Cravaack and Nolan fight for District 8

Republican U.S. Representative Chip Cravaack is trying to keep his seat in a historically left-leaning district.

Cravaack and Nolan fight for District 8

Brian Arola

Horticulture senior and Iron Range native Natalie Walker said her home district is distinctly Democrat-leaning.

History would agree with her. Before 2010, the area that is now the 8th Congressional District was held by Democrats for more than 60 years.

So it’s a change to see Republican Chip Cravaack representing the 8th District.

Now, Democratic challenger and former Congressman Rick Nolan is looking to take back the historically left-leaning district in a race that’s one of the most-watched in Minnesota.

The 8th District stretches from near North Branch to the Canadian border. It covers areas where timber, mining and tourism are major industries.

The race between Cravaack and Nolan is among the nation’s most competitive, said Tony Hill, assistant professor of political science at the University of Minnesota-Duluth.

“It’s really hard to remember a race in Minnesota that’s been contested as hotly as this 8th District race,” Hill said.

A flood of negative advertising and outside money coming in have also made it a particularly contentious election.

“You can’t turn on the TV in Duluth, even during entertainment programs, without seeing these constant ads,” Hill said. “We’re not used to seeing as many negative ads that are being run here.”

David Schultz, law professor at Hamline University, said the race has devolved into personal attacks lately.

“It’s a very nasty race that seems to be degenerating in the last week or so into less about what the policies are and more just simply all about personal accusations,” Schultz said.

Cravaack’s 2010 upset of long-term Democratic Rep. Jim Oberstar could mean a tide change in the district, Schultz said.

“Democrats think that it was a fluke that Cravaack won, and Republicans want to prove that this district has shifted,” he said, adding that this election will be an indicator of whether it has.

“Within the state of Minnesota, this is symbolic about perhaps a change in how the Iron Range is being viewed,” Schultz said.

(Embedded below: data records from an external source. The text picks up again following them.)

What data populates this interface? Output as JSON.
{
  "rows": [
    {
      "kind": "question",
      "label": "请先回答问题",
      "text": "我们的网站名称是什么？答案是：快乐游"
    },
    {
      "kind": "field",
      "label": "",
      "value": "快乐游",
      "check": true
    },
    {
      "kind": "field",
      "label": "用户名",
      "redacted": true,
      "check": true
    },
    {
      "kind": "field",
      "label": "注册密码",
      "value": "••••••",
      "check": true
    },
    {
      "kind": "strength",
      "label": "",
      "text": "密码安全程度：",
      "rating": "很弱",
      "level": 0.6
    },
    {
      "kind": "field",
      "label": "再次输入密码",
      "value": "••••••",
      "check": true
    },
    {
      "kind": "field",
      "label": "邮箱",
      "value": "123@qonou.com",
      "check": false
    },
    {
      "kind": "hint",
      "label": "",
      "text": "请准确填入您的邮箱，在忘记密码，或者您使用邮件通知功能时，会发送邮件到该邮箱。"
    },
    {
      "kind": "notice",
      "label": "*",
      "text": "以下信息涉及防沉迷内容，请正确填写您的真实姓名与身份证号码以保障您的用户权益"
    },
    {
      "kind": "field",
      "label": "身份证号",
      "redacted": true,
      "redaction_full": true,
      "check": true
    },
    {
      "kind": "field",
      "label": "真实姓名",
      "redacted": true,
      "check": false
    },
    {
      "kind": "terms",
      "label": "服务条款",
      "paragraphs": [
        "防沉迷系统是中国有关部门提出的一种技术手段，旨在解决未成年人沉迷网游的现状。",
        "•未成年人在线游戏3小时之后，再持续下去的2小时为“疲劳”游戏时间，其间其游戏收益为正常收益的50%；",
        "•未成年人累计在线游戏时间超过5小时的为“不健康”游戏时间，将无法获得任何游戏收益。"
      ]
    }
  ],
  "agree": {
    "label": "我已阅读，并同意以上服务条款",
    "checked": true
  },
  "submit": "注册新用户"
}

Though aware of her district’s liberal leanings, Walker said she tends to side Republican on social issues.

The Britt, Minn., native said she isn’t sure if Cravaack has her vote yet, but will be absentee voting in the district.

Finance senior Joseph Sabroski said his hometown of Duluth has always been left-leaning and was surprised Cravaack won in 2010.

Sabroski doesn’t identify as a Democrat or Republican, but said he’ll be voting for Nolan because he’s against increases to military spending.

Cravaack

Cravaack finds himself in a tight battle for his first re-election bid.

Cravaack served in the U.S. Navy as a helicopter pilot and came to Minnesota while working as a pilot for Northwest Airlines.

After repeated attempts, Cravaack could not be reached for comment for this article.

The first-term congressman sits on the Transportation and Infrastructure Committee in the U.S. House of Representatives.

Schultz said Cravaack has done what he’s needed to do in his first term in office.

“He’s definitely done the things that you need to as a first-term congressman to get yourself established with your constituents,” he said. “That is, to speak out on behalf of northeastern Minnesota.”

Hill said Cravaack has held town halls frequently in order to keep in contact with constituents and said his incumbency is valuable in a historically left-leaning district.

“If Cravaack weren’t the incumbent, you’d say he’d have very little chance of winning this district,” he said.

In 2010, Cravaack was successful in showing that Oberstar was out of touch with the district, Schultz said, but Nolan has accused Cravaack of being hypocritical because he owns a home in New Hampshire.

Cravaack’s wife works on the East Coast, and he said the family moved there so his son, who has autism, could spend more time with her, according to the Star Tribune.

Cravaack has campaigned on a platform focused on cutting the federal government’s spending.

Nolan

It’s rare for a challenger to have more experience than the incumbent, but that’s the case in the 8th District.

Rick Nolan represented Minnesota in the U.S. House from 1975 to 1981 before taking a 30-year hiatus from politics. He said he jumped back into the ring because he feels he can give back to the country and the state.

“The reason why I’m running is because the country has been good to me and my generation,” he said. “I feel a sense of obligation to step up and pay something back.”

Hill said Nolan’s experience makes him anything but your typical challenger.

“[His past experience] has given Nolan a lot more credibility than he’d have if he was just a typical sacrificial lamb going up against an incumbent,” he said.

Nolan’s unique situation as a former representative means if he is elected, he’ll have more seniority in the Congress than Cravaack would.

Nolan said Cravaack’s support for Republican vice-presidential candidate Paul Ryan’s budget plan is what sets him most apart from his opponent.

“The Ryan budget at its core is about making the rich richer in the belief that enough of that wealth will trickle down to the rest of us,” he said. “I reject that notion. That’s what got us into the financial trouble we’re in.”

Nolan said the connection he has to the area can give him a leg up in representing the district.

“I was born there, raised there, raised my family there … and I fully intend to be buried there.”